Scan the records for the string "ffffff", then copy each line that has it.

________

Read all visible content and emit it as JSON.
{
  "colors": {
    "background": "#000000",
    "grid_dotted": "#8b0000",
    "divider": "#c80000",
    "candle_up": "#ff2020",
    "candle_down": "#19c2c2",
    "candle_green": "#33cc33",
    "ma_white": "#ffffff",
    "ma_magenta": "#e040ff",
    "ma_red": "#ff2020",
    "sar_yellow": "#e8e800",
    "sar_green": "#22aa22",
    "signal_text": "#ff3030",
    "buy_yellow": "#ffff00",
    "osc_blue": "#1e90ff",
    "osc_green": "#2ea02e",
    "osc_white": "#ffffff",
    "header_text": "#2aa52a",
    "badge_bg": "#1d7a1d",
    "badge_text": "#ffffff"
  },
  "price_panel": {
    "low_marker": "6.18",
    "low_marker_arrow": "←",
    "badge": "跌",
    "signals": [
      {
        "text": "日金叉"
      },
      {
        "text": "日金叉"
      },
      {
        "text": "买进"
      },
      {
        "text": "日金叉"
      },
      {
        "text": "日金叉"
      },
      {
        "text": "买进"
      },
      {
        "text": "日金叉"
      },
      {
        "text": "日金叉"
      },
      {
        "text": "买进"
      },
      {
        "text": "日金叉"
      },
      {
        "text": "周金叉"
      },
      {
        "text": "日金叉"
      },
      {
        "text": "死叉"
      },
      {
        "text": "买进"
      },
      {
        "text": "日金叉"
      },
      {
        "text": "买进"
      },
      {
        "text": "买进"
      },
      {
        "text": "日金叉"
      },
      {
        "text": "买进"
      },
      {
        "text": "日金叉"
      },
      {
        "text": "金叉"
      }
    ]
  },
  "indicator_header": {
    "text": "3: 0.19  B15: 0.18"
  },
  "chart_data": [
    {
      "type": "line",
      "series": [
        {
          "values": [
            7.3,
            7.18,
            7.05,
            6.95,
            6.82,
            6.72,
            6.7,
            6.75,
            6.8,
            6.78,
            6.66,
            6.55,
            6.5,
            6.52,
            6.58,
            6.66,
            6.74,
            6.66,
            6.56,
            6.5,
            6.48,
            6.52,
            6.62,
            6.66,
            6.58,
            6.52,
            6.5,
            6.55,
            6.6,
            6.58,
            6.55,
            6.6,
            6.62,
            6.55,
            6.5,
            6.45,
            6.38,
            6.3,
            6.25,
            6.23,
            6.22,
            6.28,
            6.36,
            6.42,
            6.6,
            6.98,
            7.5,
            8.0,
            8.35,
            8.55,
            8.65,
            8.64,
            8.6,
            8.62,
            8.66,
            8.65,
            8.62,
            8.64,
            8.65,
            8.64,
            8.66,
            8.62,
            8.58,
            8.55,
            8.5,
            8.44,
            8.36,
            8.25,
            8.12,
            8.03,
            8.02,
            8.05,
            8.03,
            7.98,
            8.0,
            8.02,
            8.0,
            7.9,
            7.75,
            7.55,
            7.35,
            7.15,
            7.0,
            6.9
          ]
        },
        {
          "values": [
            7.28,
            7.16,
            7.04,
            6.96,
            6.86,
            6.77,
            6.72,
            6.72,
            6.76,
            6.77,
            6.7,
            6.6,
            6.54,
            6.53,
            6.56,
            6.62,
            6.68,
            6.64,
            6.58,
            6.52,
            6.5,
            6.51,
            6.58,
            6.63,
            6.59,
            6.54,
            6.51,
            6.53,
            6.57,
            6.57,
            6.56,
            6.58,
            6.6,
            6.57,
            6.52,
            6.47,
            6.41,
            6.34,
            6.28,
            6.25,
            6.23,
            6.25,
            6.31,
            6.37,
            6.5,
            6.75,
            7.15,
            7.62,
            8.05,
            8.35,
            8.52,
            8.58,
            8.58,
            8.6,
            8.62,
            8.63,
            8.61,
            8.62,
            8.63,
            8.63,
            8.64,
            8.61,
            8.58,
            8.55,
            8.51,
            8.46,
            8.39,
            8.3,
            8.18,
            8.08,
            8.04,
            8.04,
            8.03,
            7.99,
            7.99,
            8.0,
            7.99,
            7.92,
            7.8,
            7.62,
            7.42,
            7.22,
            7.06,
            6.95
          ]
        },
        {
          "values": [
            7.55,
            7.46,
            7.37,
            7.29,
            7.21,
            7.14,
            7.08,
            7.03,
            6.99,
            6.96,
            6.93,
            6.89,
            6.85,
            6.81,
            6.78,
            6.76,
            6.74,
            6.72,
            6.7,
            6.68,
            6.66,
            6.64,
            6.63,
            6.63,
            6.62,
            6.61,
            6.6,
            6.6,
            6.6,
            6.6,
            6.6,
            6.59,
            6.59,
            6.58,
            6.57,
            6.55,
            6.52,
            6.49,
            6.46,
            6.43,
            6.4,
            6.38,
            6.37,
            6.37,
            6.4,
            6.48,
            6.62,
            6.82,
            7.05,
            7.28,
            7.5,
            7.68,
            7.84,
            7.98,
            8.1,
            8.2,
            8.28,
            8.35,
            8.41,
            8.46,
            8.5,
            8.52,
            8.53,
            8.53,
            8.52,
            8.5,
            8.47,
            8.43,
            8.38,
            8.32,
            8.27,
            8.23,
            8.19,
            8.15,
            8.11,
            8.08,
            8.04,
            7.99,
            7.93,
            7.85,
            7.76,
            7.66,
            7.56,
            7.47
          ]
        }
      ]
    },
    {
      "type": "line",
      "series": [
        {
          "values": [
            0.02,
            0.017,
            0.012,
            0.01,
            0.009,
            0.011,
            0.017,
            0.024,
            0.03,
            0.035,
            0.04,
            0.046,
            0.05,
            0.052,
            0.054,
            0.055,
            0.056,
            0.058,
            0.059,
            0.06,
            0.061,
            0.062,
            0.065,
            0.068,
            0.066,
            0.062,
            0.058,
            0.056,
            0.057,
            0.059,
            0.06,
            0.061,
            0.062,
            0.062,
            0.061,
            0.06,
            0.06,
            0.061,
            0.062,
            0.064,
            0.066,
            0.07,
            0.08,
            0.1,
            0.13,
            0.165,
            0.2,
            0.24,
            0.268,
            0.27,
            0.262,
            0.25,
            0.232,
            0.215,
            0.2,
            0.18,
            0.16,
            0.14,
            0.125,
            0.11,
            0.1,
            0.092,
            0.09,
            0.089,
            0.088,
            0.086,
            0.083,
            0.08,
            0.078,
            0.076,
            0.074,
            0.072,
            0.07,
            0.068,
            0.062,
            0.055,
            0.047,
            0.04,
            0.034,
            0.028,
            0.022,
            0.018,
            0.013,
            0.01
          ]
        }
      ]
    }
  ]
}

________

* [RESULT OF THE EXERCISE]:
    "ma_white": "#ffffff",
    "osc_white": "#ffffff",
    "badge_text": "#ffffff"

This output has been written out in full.